Family Table Cloth
Make a special tablecloth with your kids that shows your family's Thanksgiving tradition. Start by laying a plain fabric tablecloth over the table that you will use for Thanksgiving. Using non-toxic, washable fabric paint, draw some Thanksgiving decorations, like food and family, right in the middle. Then have each child create a hand turkey along the edge of the table by tracing their hand and coloring it in to resemble the festive bird. Each year, have the kids add another hand turkey next to their previous one(s). This fun tradition allows your family to have the same great activity every year, and you can watch the way your children grow and develop their creativity as time goes by.
The Kids' Dish
Involving kids in the Thanksgiving meal is another way to make the day special. Set aside one dish that will be considered "their" contribution. This can be as simple or challenging as your child can handle, depending on age and ability, with a grown-up nearby to help them with things like cutting or oven use. A dish on the table, like rolls or mashed potatoes, that a child can point to as their own will help them feel connected to the meal (and may be the first step down the road of cooking when they're older!).
Chronicle of Thankfulness

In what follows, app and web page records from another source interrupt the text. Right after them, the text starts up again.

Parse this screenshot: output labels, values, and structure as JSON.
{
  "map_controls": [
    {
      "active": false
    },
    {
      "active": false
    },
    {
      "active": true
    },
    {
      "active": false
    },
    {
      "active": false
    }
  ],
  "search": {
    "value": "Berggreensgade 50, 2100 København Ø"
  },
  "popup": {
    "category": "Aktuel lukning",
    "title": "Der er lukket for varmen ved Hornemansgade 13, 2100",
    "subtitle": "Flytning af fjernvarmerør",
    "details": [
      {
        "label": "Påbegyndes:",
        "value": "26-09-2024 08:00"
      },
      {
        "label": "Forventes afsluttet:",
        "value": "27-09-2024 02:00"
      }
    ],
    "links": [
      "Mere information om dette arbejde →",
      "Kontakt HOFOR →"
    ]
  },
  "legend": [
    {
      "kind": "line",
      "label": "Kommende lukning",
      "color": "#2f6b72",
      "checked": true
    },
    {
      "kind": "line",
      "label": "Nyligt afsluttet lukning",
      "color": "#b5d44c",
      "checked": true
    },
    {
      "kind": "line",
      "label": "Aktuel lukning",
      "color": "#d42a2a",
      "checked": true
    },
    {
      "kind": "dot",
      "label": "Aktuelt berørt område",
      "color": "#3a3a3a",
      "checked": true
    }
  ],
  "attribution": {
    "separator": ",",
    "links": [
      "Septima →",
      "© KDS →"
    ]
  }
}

In a spirit similar to the Thanksgiving tablecloth activity, start a book that tracks what everyone is thankful for each year. Every family member writes and/or draws what they are thankful for on a separate piece of paper (be sure each contributor signs and dates their work). Then put all the pages into a three-ring binder (with appropriately decorated cover). Read the book together as a family. Each year have everyone add another page to the book. Entries can be as long or as short as you want and can repeat from previous years. After all, you can never be too thankful for the good things in your life!
There's more to Thanksgiving than just eating a large, delicious meal. But since most families do eat a large, delicious meal, it's important to incorporate some physical activity into the mix. Make that easy, healthy activity into a family tradition! Either before or after the meal, go on a walk as a family. Fresh air and light exercise will help work up an appetite before eating or help settle a very full stomach afterward. If your family is even more physically inclined, play a friendly game of touch football or soccer instead. The important thing is that it is physical and an activity that all can enjoy!
Family traditions don't have to exclusively involve the family. Thanksgiving is a time to remember all the ways your family is blessed, but it is also an opportunity to serve your community. Volunteering at a soup kitchen, collecting and donating to a food shelf, and assisting with a winter clothing drive are just a few ways to make a big difference, especially if the whole family helps. Look online or in community newsletters for local opportunities to serve in your community this Thanksgiving.
Read a Holiday Book
Books are the perfect way to get into the holiday spirit. Grab one or two of your favorites, like Thanksgiving in the Woods or Porcupine's Pie, and curl up for a festive, fall storytime. No matter when or where you choose to read, the most important thing is to do it together.
Hopefully these suggestions will inspire your family to be even closer this Thanksgiving. Annual traditions are a great way to bring people together for any holiday. No matter how you celebrate, we wish you and your family and friends a blessed Thanksgiving Day!
Photo Credit: Michael and Christa Richert
Originally Published 11/22/2016